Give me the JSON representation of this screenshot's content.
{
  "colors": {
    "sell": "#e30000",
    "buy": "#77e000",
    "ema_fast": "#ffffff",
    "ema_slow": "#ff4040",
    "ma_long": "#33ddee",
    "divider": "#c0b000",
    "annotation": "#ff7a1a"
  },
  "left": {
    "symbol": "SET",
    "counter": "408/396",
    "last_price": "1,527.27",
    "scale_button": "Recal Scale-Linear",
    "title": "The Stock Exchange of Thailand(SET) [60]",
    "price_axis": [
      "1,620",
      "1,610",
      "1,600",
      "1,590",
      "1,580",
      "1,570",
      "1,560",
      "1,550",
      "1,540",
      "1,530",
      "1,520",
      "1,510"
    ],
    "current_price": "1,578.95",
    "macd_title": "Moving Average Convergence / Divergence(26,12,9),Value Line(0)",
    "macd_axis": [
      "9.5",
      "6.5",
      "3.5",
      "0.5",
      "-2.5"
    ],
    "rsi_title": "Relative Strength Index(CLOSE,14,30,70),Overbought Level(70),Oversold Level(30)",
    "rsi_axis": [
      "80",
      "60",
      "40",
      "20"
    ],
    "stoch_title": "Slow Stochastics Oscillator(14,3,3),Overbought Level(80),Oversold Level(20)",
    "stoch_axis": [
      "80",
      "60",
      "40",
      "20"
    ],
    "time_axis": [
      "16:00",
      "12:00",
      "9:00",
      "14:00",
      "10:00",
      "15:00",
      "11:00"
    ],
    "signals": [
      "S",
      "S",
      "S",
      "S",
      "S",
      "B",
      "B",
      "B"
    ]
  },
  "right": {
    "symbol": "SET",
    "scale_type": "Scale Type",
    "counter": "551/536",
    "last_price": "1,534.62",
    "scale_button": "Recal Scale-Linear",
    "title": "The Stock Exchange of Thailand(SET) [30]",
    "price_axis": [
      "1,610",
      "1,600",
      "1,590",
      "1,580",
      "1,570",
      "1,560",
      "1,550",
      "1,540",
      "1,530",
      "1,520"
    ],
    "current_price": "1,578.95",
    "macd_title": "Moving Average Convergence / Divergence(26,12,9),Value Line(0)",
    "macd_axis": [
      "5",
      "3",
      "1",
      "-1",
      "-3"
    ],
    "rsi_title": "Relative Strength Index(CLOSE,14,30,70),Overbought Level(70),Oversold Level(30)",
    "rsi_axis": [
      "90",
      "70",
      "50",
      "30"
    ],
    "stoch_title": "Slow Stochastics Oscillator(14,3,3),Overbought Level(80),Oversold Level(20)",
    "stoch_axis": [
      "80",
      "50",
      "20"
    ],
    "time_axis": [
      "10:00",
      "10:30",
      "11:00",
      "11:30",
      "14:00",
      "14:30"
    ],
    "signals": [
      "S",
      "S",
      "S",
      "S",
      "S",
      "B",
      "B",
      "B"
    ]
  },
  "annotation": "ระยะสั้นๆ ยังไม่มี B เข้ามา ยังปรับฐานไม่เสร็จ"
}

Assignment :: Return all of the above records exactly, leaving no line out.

Response ::
Give me the JSON representation of this screenshot's content.
{
  "colors": {
    "sell": "#e30000",
    "buy": "#77e000",
    "ema_fast": "#ffffff",
    "ema_slow": "#ff4040",
    "ma_long": "#33ddee",
    "divider": "#c0b000",
    "annotation": "#ff7a1a"
  },
  "left": {
    "symbol": "SET",
    "counter": "408/396",
    "last_price": "1,527.27",
    "scale_button": "Recal Scale-Linear",
    "title": "The Stock Exchange of Thailand(SET) [60]",
    "price_axis": [
      "1,620",
      "1,610",
      "1,600",
      "1,590",
      "1,580",
      "1,570",
      "1,560",
      "1,550",
      "1,540",
      "1,530",
      "1,520",
      "1,510"
    ],
    "current_price": "1,578.95",
    "macd_title": "Moving Average Convergence / Divergence(26,12,9),Value Line(0)",
    "macd_axis": [
      "9.5",
      "6.5",
      "3.5",
      "0.5",
      "-2.5"
    ],
    "rsi_title": "Relative Strength Index(CLOSE,14,30,70),Overbought Level(70),Oversold Level(30)",
    "rsi_axis": [
      "80",
      "60",
      "40",
      "20"
    ],
    "stoch_title": "Slow Stochastics Oscillator(14,3,3),Overbought Level(80),Oversold Level(20)",
    "stoch_axis": [
      "80",
      "60",
      "40",
      "20"
    ],
    "time_axis": [
      "16:00",
      "12:00",
      "9:00",
      "14:00",
      "10:00",
      "15:00",
      "11:00"
    ],
    "signals": [
      "S",
      "S",
      "S",
      "S",
      "S",
      "B",
      "B",
      "B"
    ]
  },
  "right": {
    "symbol": "SET",
    "scale_type": "Scale Type",
    "counter": "551/536",
    "last_price": "1,534.62",
    "scale_button": "Recal Scale-Linear",
    "title": "The Stock Exchange of Thailand(SET) [30]",
    "price_axis": [
      "1,610",
      "1,600",
      "1,590",
      "1,580",
      "1,570",
      "1,560",
      "1,550",
      "1,540",
      "1,530",
      "1,520"
    ],
    "current_price": "1,578.95",
    "macd_title": "Moving Average Convergence / Divergence(26,12,9),Value Line(0)",
    "macd_axis": [
      "5",
      "3",
      "1",
      "-1",
      "-3"
    ],
    "rsi_title": "Relative Strength Index(CLOSE,14,30,70),Overbought Level(70),Oversold Level(30)",
    "rsi_axis": [
      "90",
      "70",
      "50",
      "30"
    ],
    "stoch_title": "Slow Stochastics Oscillator(14,3,3),Overbought Level(80),Oversold Level(20)",
    "stoch_axis": [
      "80",
      "50",
      "20"
    ],
    "time_axis": [
      "10:00",
      "10:30",
      "11:00",
      "11:30",
      "14:00",
      "14:30"
    ],
    "signals": [
      "S",
      "S",
      "S",
      "S",
      "S",
      "B",
      "B",
      "B"
    ]
  },
  "annotation": "ระยะสั้นๆ ยังไม่มี B เข้ามา ยังปรับฐานไม่เสร็จ"
}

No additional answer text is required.